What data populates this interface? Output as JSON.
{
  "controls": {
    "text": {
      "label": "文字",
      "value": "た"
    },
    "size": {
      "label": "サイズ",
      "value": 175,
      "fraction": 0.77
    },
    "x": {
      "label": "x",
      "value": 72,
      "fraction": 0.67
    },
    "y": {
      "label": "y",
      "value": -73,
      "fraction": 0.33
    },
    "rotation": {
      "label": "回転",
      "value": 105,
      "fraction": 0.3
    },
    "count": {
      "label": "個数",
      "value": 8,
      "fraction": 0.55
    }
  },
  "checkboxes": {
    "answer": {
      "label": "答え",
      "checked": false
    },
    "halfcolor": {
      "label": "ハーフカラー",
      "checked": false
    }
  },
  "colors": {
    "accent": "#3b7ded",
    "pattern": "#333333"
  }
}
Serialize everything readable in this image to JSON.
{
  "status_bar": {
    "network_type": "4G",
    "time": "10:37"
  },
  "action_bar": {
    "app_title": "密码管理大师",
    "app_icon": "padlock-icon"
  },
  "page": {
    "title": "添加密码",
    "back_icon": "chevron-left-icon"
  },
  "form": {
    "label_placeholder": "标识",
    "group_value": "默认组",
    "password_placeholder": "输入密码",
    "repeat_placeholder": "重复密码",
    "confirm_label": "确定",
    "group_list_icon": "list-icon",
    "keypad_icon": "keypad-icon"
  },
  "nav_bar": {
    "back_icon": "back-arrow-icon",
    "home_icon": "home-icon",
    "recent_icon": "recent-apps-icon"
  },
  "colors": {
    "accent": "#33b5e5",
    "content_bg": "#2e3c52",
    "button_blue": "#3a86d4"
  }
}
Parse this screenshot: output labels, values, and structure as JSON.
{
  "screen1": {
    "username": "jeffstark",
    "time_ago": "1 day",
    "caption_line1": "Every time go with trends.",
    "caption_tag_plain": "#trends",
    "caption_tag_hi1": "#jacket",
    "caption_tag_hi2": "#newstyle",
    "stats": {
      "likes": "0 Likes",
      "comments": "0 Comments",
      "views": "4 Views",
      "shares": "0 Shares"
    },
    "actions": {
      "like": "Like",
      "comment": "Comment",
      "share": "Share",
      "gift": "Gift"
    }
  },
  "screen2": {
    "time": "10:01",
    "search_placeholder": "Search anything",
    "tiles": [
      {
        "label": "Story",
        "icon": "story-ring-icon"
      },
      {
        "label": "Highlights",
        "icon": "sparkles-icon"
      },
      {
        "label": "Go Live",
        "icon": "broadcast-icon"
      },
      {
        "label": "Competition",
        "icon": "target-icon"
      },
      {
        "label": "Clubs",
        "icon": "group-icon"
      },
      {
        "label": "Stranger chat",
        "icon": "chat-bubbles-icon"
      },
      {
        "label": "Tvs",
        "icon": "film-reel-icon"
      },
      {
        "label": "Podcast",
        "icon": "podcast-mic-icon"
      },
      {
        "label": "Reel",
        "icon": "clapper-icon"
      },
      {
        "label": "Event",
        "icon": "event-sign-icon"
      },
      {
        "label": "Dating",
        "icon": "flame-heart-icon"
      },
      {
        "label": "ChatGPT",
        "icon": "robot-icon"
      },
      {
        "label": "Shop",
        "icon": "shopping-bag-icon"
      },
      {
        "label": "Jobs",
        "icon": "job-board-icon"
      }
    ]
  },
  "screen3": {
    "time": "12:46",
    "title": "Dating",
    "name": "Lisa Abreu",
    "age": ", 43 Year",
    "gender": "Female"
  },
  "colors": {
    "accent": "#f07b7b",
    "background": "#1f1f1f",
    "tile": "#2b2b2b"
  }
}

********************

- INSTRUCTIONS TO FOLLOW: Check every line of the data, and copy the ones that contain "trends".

- SOLUTION TO THIS PROBLEM:
    "caption_line1": "Every time go with trends.",
    "caption_tag_plain": "#trends",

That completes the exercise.